- _EXERCISE DETAILS_
The response has to be every entry, printed word for word.

Items from an interface collection:
#####
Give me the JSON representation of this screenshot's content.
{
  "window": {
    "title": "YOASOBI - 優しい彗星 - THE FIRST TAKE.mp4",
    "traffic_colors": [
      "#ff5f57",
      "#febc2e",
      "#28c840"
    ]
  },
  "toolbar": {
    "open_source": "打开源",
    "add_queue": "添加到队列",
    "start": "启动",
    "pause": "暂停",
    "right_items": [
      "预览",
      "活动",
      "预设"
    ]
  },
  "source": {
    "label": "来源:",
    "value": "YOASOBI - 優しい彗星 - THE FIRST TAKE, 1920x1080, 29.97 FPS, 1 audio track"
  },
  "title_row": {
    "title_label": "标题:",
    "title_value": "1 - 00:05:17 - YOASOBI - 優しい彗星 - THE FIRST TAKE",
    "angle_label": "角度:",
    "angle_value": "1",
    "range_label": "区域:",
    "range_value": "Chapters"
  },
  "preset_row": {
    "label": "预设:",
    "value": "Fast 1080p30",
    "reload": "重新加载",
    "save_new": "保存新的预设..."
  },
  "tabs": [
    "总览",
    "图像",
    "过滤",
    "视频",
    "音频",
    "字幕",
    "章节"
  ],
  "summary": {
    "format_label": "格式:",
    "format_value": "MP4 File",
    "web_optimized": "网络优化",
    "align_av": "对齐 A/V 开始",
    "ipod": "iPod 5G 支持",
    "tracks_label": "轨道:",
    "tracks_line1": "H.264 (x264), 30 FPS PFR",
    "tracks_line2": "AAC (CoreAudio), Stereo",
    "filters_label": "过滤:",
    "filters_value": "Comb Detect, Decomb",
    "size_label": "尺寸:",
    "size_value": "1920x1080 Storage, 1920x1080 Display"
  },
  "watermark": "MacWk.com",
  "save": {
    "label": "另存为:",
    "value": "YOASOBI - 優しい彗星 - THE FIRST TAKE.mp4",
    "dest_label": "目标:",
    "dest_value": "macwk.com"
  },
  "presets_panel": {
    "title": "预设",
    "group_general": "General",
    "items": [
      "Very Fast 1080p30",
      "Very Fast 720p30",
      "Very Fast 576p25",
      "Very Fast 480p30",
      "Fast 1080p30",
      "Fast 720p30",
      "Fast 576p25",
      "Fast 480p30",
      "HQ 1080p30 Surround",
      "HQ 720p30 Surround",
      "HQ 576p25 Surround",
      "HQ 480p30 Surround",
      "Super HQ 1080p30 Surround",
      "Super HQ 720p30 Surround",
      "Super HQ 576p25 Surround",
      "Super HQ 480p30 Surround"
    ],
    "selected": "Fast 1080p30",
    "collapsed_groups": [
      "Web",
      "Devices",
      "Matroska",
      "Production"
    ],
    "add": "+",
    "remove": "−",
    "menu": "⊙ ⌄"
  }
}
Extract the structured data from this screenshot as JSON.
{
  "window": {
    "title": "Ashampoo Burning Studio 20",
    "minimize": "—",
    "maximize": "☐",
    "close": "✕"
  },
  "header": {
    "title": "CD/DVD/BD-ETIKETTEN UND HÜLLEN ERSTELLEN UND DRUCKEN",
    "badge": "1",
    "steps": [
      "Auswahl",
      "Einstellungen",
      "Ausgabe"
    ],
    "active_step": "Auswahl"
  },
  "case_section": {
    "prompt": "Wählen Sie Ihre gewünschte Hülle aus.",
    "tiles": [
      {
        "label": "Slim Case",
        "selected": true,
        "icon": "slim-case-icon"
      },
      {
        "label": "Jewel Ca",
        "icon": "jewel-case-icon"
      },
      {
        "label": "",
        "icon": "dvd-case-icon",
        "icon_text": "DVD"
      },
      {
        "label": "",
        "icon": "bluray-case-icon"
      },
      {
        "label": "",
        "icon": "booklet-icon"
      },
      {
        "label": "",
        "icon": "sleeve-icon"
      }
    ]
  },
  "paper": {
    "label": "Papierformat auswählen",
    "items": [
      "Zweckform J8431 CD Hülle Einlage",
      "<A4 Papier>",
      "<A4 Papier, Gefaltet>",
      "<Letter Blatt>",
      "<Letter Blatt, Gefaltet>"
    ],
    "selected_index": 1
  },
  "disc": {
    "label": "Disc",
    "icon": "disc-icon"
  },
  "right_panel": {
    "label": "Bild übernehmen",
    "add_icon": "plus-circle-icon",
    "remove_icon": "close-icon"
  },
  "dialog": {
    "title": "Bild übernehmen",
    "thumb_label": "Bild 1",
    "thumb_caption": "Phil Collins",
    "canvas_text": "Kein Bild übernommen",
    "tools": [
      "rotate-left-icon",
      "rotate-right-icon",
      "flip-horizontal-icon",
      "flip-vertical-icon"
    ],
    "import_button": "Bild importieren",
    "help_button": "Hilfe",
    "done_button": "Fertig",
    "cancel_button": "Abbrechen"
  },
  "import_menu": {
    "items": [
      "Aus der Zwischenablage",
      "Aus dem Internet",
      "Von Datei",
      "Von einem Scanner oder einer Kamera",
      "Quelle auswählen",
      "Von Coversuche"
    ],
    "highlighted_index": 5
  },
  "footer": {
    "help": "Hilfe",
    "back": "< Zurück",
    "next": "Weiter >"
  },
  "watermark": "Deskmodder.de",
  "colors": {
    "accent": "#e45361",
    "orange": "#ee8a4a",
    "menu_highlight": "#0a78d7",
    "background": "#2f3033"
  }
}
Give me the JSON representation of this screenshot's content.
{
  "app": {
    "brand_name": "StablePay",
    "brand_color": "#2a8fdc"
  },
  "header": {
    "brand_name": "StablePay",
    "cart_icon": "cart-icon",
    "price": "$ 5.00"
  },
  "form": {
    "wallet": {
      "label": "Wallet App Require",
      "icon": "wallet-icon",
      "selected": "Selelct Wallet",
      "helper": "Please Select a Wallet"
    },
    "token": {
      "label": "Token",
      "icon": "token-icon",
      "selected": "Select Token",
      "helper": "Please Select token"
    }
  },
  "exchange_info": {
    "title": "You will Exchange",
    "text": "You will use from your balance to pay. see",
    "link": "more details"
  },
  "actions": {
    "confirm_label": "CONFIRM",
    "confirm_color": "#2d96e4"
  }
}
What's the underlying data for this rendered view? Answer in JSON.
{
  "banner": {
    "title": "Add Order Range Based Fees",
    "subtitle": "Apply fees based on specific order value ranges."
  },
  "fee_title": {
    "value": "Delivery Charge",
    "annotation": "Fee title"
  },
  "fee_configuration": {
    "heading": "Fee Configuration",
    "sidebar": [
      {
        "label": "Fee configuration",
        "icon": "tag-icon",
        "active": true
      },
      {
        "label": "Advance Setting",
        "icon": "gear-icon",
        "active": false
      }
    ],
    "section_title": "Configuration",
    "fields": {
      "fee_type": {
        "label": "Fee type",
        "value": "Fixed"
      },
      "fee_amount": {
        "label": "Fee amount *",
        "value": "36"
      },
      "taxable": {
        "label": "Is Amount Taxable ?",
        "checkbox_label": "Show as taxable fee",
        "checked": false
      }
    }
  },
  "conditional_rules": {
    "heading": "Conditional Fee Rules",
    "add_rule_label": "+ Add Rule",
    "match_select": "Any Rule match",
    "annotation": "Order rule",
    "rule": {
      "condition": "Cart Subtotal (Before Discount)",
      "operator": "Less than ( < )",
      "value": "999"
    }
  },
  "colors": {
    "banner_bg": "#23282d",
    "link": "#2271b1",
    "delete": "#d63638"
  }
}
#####
- _SOLVED PROBLEM_
Give me the JSON representation of this screenshot's content.
{
  "window": {
    "title": "YOASOBI - 優しい彗星 - THE FIRST TAKE.mp4",
    "traffic_colors": [
      "#ff5f57",
      "#febc2e",
      "#28c840"
    ]
  },
  "toolbar": {
    "open_source": "打开源",
    "add_queue": "添加到队列",
    "start": "启动",
    "pause": "暂停",
    "right_items": [
      "预览",
      "活动",
      "预设"
    ]
  },
  "source": {
    "label": "来源:",
    "value": "YOASOBI - 優しい彗星 - THE FIRST TAKE, 1920x1080, 29.97 FPS, 1 audio track"
  },
  "title_row": {
    "title_label": "标题:",
    "title_value": "1 - 00:05:17 - YOASOBI - 優しい彗星 - THE FIRST TAKE",
    "angle_label": "角度:",
    "angle_value": "1",
    "range_label": "区域:",
    "range_value": "Chapters"
  },
  "preset_row": {
    "label": "预设:",
    "value": "Fast 1080p30",
    "reload": "重新加载",
    "save_new": "保存新的预设..."
  },
  "tabs": [
    "总览",
    "图像",
    "过滤",
    "视频",
    "音频",
    "字幕",
    "章节"
  ],
  "summary": {
    "format_label": "格式:",
    "format_value": "MP4 File",
    "web_optimized": "网络优化",
    "align_av": "对齐 A/V 开始",
    "ipod": "iPod 5G 支持",
    "tracks_label": "轨道:",
    "tracks_line1": "H.264 (x264), 30 FPS PFR",
    "tracks_line2": "AAC (CoreAudio), Stereo",
    "filters_label": "过滤:",
    "filters_value": "Comb Detect, Decomb",
    "size_label": "尺寸:",
    "size_value": "1920x1080 Storage, 1920x1080 Display"
  },
  "watermark": "MacWk.com",
  "save": {
    "label": "另存为:",
    "value": "YOASOBI - 優しい彗星 - THE FIRST TAKE.mp4",
    "dest_label": "目标:",
    "dest_value": "macwk.com"
  },
  "presets_panel": {
    "title": "预设",
    "group_general": "General",
    "items": [
      "Very Fast 1080p30",
      "Very Fast 720p30",
      "Very Fast 576p25",
      "Very Fast 480p30",
      "Fast 1080p30",
      "Fast 720p30",
      "Fast 576p25",
      "Fast 480p30",
      "HQ 1080p30 Surround",
      "HQ 720p30 Surround",
      "HQ 576p25 Surround",
      "HQ 480p30 Surround",
      "Super HQ 1080p30 Surround",
      "Super HQ 720p30 Surround",
      "Super HQ 576p25 Surround",
      "Super HQ 480p30 Surround"
    ],
    "selected": "Fast 1080p30",
    "collapsed_groups": [
      "Web",
      "Devices",
      "Matroska",
      "Production"
    ],
    "add": "+",
    "remove": "−",
    "menu": "⊙ ⌄"
  }
}
Extract the structured data from this screenshot as JSON.
{
  "window": {
    "title": "Ashampoo Burning Studio 20",
    "minimize": "—",
    "maximize": "☐",
    "close": "✕"
  },
  "header": {
    "title": "CD/DVD/BD-ETIKETTEN UND HÜLLEN ERSTELLEN UND DRUCKEN",
    "badge": "1",
    "steps": [
      "Auswahl",
      "Einstellungen",
      "Ausgabe"
    ],
    "active_step": "Auswahl"
  },
  "case_section": {
    "prompt": "Wählen Sie Ihre gewünschte Hülle aus.",
    "tiles": [
      {
        "label": "Slim Case",
        "selected": true,
        "icon": "slim-case-icon"
      },
      {
        "label": "Jewel Ca",
        "icon": "jewel-case-icon"
      },
      {
        "label": "",
        "icon": "dvd-case-icon",
        "icon_text": "DVD"
      },
      {
        "label": "",
        "icon": "bluray-case-icon"
      },
      {
        "label": "",
        "icon": "booklet-icon"
      },
      {
        "label": "",
        "icon": "sleeve-icon"
      }
    ]
  },
  "paper": {
    "label": "Papierformat auswählen",
    "items": [
      "Zweckform J8431 CD Hülle Einlage",
      "<A4 Papier>",
      "<A4 Papier, Gefaltet>",
      "<Letter Blatt>",
      "<Letter Blatt, Gefaltet>"
    ],
    "selected_index": 1
  },
  "disc": {
    "label": "Disc",
    "icon": "disc-icon"
  },
  "right_panel": {
    "label": "Bild übernehmen",
    "add_icon": "plus-circle-icon",
    "remove_icon": "close-icon"
  },
  "dialog": {
    "title": "Bild übernehmen",
    "thumb_label": "Bild 1",
    "thumb_caption": "Phil Collins",
    "canvas_text": "Kein Bild übernommen",
    "tools": [
      "rotate-left-icon",
      "rotate-right-icon",
      "flip-horizontal-icon",
      "flip-vertical-icon"
    ],
    "import_button": "Bild importieren",
    "help_button": "Hilfe",
    "done_button": "Fertig",
    "cancel_button": "Abbrechen"
  },
  "import_menu": {
    "items": [
      "Aus der Zwischenablage",
      "Aus dem Internet",
      "Von Datei",
      "Von einem Scanner oder einer Kamera",
      "Quelle auswählen",
      "Von Coversuche"
    ],
    "highlighted_index": 5
  },
  "footer": {
    "help": "Hilfe",
    "back": "< Zurück",
    "next": "Weiter >"
  },
  "watermark": "Deskmodder.de",
  "colors": {
    "accent": "#e45361",
    "orange": "#ee8a4a",
    "menu_highlight": "#0a78d7",
    "background": "#2f3033"
  }
}
Give me the JSON representation of this screenshot's content.
{
  "app": {
    "brand_name": "StablePay",
    "brand_color": "#2a8fdc"
  },
  "header": {
    "brand_name": "StablePay",
    "cart_icon": "cart-icon",
    "price": "$ 5.00"
  },
  "form": {
    "wallet": {
      "label": "Wallet App Require",
      "icon": "wallet-icon",
      "selected": "Selelct Wallet",
      "helper": "Please Select a Wallet"
    },
    "token": {
      "label": "Token",
      "icon": "token-icon",
      "selected": "Select Token",
      "helper": "Please Select token"
    }
  },
  "exchange_info": {
    "title": "You will Exchange",
    "text": "You will use from your balance to pay. see",
    "link": "more details"
  },
  "actions": {
    "confirm_label": "CONFIRM",
    "confirm_color": "#2d96e4"
  }
}
What's the underlying data for this rendered view? Answer in JSON.
{
  "banner": {
    "title": "Add Order Range Based Fees",
    "subtitle": "Apply fees based on specific order value ranges."
  },
  "fee_title": {
    "value": "Delivery Charge",
    "annotation": "Fee title"
  },
  "fee_configuration": {
    "heading": "Fee Configuration",
    "sidebar": [
      {
        "label": "Fee configuration",
        "icon": "tag-icon",
        "active": true
      },
      {
        "label": "Advance Setting",
        "icon": "gear-icon",
        "active": false
      }
    ],
    "section_title": "Configuration",
    "fields": {
      "fee_type": {
        "label": "Fee type",
        "value": "Fixed"
      },
      "fee_amount": {
        "label": "Fee amount *",
        "value": "36"
      },
      "taxable": {
        "label": "Is Amount Taxable ?",
        "checkbox_label": "Show as taxable fee",
        "checked": false
      }
    }
  },
  "conditional_rules": {
    "heading": "Conditional Fee Rules",
    "add_rule_label": "+ Add Rule",
    "match_select": "Any Rule match",
    "annotation": "Order rule",
    "rule": {
      "condition": "Cart Subtotal (Before Discount)",
      "operator": "Less than ( < )",
      "value": "999"
    }
  },
  "colors": {
    "banner_bg": "#23282d",
    "link": "#2271b1",
    "delete": "#d63638"
  }
}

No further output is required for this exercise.